By Leshi Adebayo
The Lagos state Commissioner for Health, Prof. Akin Abayomi disclosed on Tuesday that the resident doctors in the state embarked on the said strike with their national association in solidarity .
In his words, “If you notice, the strike has been called by the national association, and each state association is compelled to comply irrespective of what is happening in their respective states. In Lagos States, we take the medical fraternity very seriously. We’ve tried to address all the issues.
Also, he said, “Lagos is doing quite well in terms of meeting the demands of our colleagues, but we are part of a country. The doctors in Lagos are out on strike in sympathy with their national association and that is their right to do that, but we are doing our best and the governor is very serious about the situation. We are doing our best always, not because of the strike; we’ve always been engaging with medical associations. We are sympathetic to their cause, their grievances and we are addressing them one by one.”
On the other hand, President of the Association of Resident Doctors, Lagos State University Teaching Hospital chapter, Dr Azeez Ojekunle encouraged the Lagos State Government to meet the demands of the striking doctors.
In an interview with the press on Wednesday, The ARD LASUTH President disagreed with the Commissioner, citing that there were some outstanding issues that the state government left unattended to.
He said, “The Commissioner is wrong, if there should be any part of solidarity, it will be the other way round, the national paying solidarity with us in Lagos State. One of the issues that triggered this strike is a circular emanating from the state government approving the removal of house officers and NYSC doctors from the scheme of service. Although the state referred to a circular from the Federal Government, they have, however, gone ahead to fast-track the approval.
He continued, “As it stands, we have many issues here in Lagos State aside from this issue of circular. We are yet to have the Medical Residency Training Fund Act implemented. Although, the state government has made some commitments in this regard, the end product is what is important,” Ojekunle said.
He complained about the shortage of resident doctors at LASUTH, citing that many young doctors fled the state in search of greener pastures abroad. In his words, “There is continuous massive brain drain which is affecting and causing acute shortage of manpower in the hospital. Right now, we have a deficit of over 150 residents and house officers that need to be recruited to be able to have a commensurate figure with the doctor-to-patient ratio. We need more hands; many of our colleagues are leaving the country.”
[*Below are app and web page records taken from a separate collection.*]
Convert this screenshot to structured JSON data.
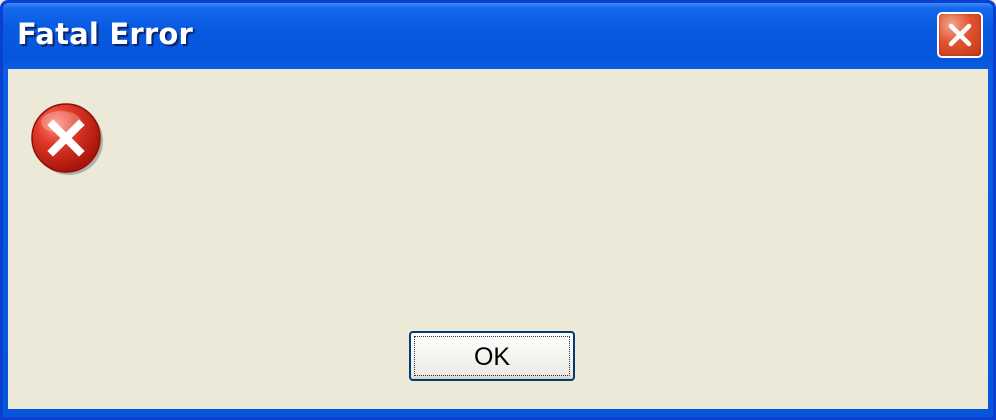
{
  "window": {
    "title": "Fatal Error",
    "close_icon": "close-icon"
  },
  "dialog": {
    "icon": "error-icon",
    "message": "",
    "ok_label": "OK"
  },
  "colors": {
    "titlebar_blue": "#0A5FE6",
    "client_background": "#ECE9D8",
    "close_red": "#E0522E",
    "error_red": "#D0261C",
    "button_border": "#003C74"
  }
}
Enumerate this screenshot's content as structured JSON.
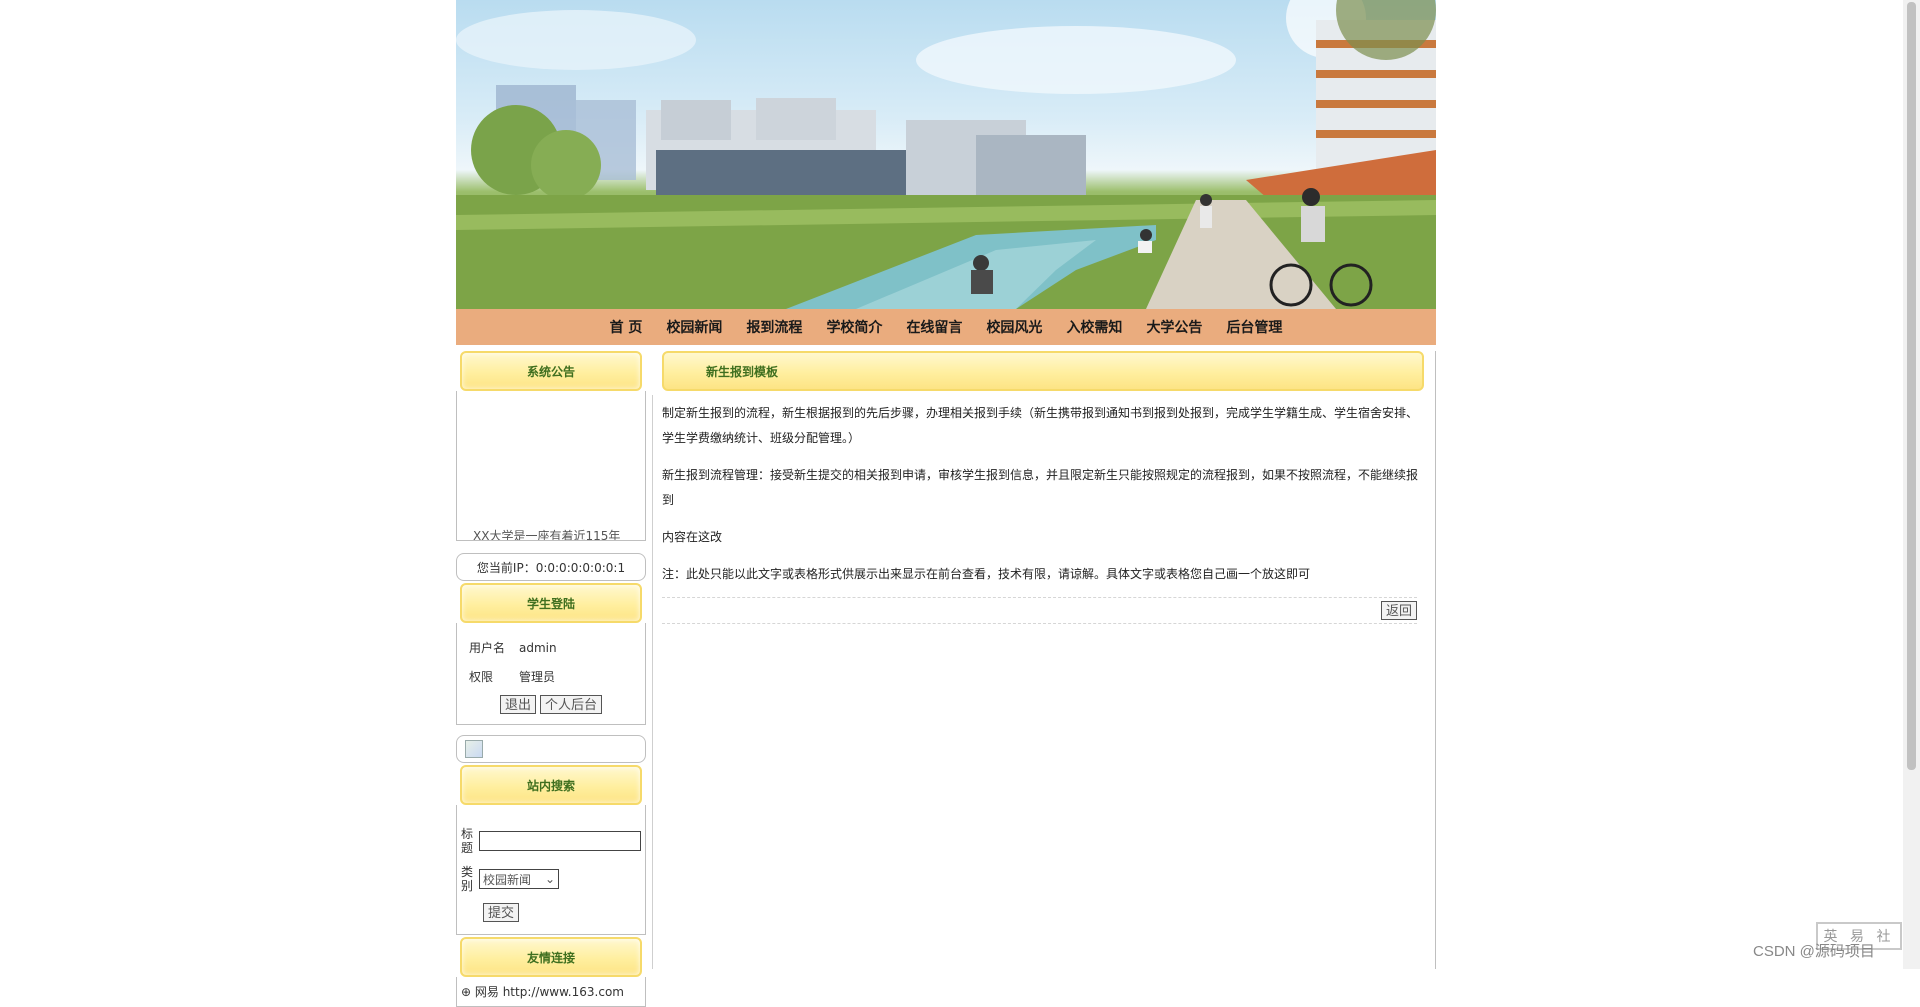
{
  "nav": {
    "items": [
      "首 页",
      "校园新闻",
      "报到流程",
      "学校简介",
      "在线留言",
      "校园风光",
      "入校需知",
      "大学公告",
      "后台管理"
    ]
  },
  "sidebar": {
    "notice_title": "系统公告",
    "notice_scroll_text": "XX大学是一座有着近115年",
    "ip_text": "您当前IP：0:0:0:0:0:0:0:1",
    "login_title": "学生登陆",
    "username_label": "用户名",
    "username_value": "admin",
    "role_label": "权限",
    "role_value": "管理员",
    "logout_label": "退出",
    "personal_label": "个人后台",
    "search_title": "站内搜索",
    "search_title_label": "标题",
    "search_category_label": "类别",
    "search_category_value": "校园新闻",
    "search_submit_label": "提交",
    "links_title": "友情连接",
    "links": [
      "网易 http://www.163.com"
    ]
  },
  "main": {
    "title": "新生报到模板",
    "paragraphs": [
      "制定新生报到的流程，新生根据报到的先后步骤，办理相关报到手续（新生携带报到通知书到报到处报到，完成学生学籍生成、学生宿舍安排、学生学费缴纳统计、班级分配管理。）",
      "新生报到流程管理：接受新生提交的相关报到申请，审核学生报到信息，并且限定新生只能按照规定的流程报到，如果不按照流程，不能继续报到",
      "内容在这改",
      "注：此处只能以此文字或表格形式供展示出来显示在前台查看，技术有限，请谅解。具体文字或表格您自己画一个放这即可"
    ],
    "back_label": "返回"
  },
  "watermark": {
    "text": "CSDN @源码项目",
    "stamp": "英 易 社"
  },
  "colors": {
    "nav_bg": "#eaac7e",
    "title_bg": "#ffef9f",
    "title_text": "#3f6f1f"
  }
}
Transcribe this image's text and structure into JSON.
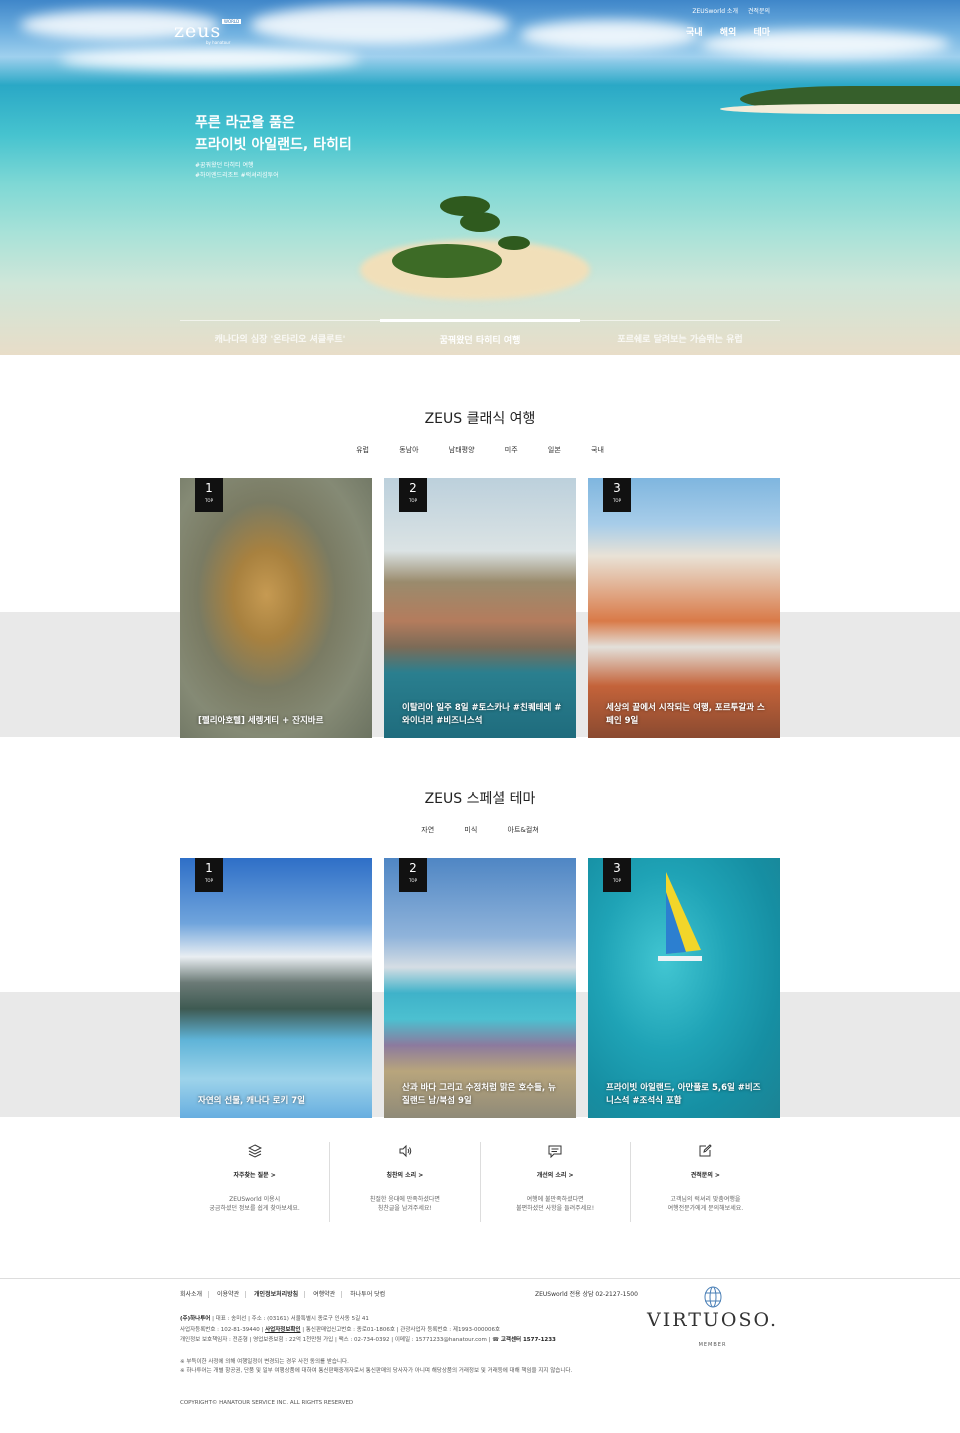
{
  "header": {
    "logo": "zeus",
    "logo_tag": "WORLD",
    "logo_sub": "by hanatour",
    "util": [
      "ZEUSworld 소개",
      "견적문의"
    ],
    "gnb": [
      "국내",
      "해외",
      "테마"
    ]
  },
  "hero": {
    "title1": "푸른 라군을 품은",
    "title2": "프라이빗 아일랜드, 타히티",
    "hash1": "#꿈꿔왔던 타히티 여행",
    "hash2": "#하이엔드리조트 #럭셔리섬투어",
    "tabs": [
      "캐나다의 심장 '온타리오 셔클루트'",
      "꿈꿔왔던 타히티 여행",
      "포르쉐로 달려보는 가슴뛰는 유럽"
    ]
  },
  "classic": {
    "title": "ZEUS 클래식 여행",
    "tabs": [
      "유럽",
      "동남아",
      "남태평양",
      "미주",
      "일본",
      "국내"
    ],
    "cards": [
      {
        "rank": "1",
        "top": "TOP",
        "text": "[펠리아호텔] 세렝게티 + 잔지바르"
      },
      {
        "rank": "2",
        "top": "TOP",
        "text": "이탈리아 일주 8일 #토스카나 #친퀘테레 #와이너리 #비즈니스석"
      },
      {
        "rank": "3",
        "top": "TOP",
        "text": "세상의 끝에서 시작되는 여행, 포르투갈과 스페인 9일"
      }
    ]
  },
  "special": {
    "title": "ZEUS 스페셜 테마",
    "tabs": [
      "자연",
      "미식",
      "아트&컬쳐"
    ],
    "cards": [
      {
        "rank": "1",
        "top": "TOP",
        "text": "자연의 선물, 캐나다 로키 7일"
      },
      {
        "rank": "2",
        "top": "TOP",
        "text": "산과 바다 그리고 수정처럼 맑은 호수들, 뉴질랜드 남/북섬 9일"
      },
      {
        "rank": "3",
        "top": "TOP",
        "text": "프라이빗 아일랜드, 아만풀로 5,6일 #비즈니스석 #조석식 포함"
      }
    ]
  },
  "help": [
    {
      "icon": "layers-icon",
      "label": "자주찾는 질문 >",
      "desc": "ZEUSworld 이용시\n궁금하셨던 정보를 쉽게 찾아보세요."
    },
    {
      "icon": "speaker-icon",
      "label": "칭찬의 소리 >",
      "desc": "친절한 응대에 만족하셨다면\n칭찬글을 남겨주세요!"
    },
    {
      "icon": "chat-icon",
      "label": "개선의 소리 >",
      "desc": "여행에 불만족하셨다면\n불편하셨던 사항을 들려주세요!"
    },
    {
      "icon": "edit-icon",
      "label": "견적문의 >",
      "desc": "고객님의 럭셔리 맞춤여행을\n여행전문가에게 문의해보세요."
    }
  ],
  "footer": {
    "links": [
      "회사소개",
      "이용약관",
      "개인정보처리방침",
      "여행약관",
      "하나투어 닷컴"
    ],
    "phone": "ZEUSworld 전용 상담 02-2127-1500",
    "company": "(주)하나투어",
    "line1": " | 대표 : 송미선 | 주소 : (03161) 서울특별시 종로구 인사동 5길 41",
    "line2a": "사업자등록번호 : 102-81-39440 | ",
    "line2b": "사업자정보확인",
    "line2c": " | 통신판매업신고번호 : 종로01-1806호 | 관광사업자 등록번호 : 제1993-000006호",
    "line3a": "개인정보 보호책임자 : 전준형 | 영업보증보험 : 22억 1천만원 가입 | 팩스 : 02-734-0392 | 이메일 : 15771233@hanatour.com | ",
    "line3b": "고객센터 1577-1233",
    "note1": "※ 부득이한 사정에 의해 여행일정이 변경되는 경우 사전 동의를 받습니다.",
    "note2": "※ 하나투어는 개별 항공권, 단품 및 일부 여행상품에 대하여 통신판매중개자로서 통신판매의 당사자가 아니며 해당상품의 거래정보 및 거래등에 대해 책임을 지지 않습니다.",
    "copyright": "COPYRIGHT© HANATOUR SERVICE INC. ALL RIGHTS RESERVED",
    "virtuoso": "VIRTUOSO.",
    "member": "MEMBER"
  }
}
“Ideally, we should have one consultant to three resident doctors as stipulated by training colleges. Right now, we have about 150 consultants in LASUTH, we should have 450 resident doctors, but we have just 312, President Azeez Ojekunle said.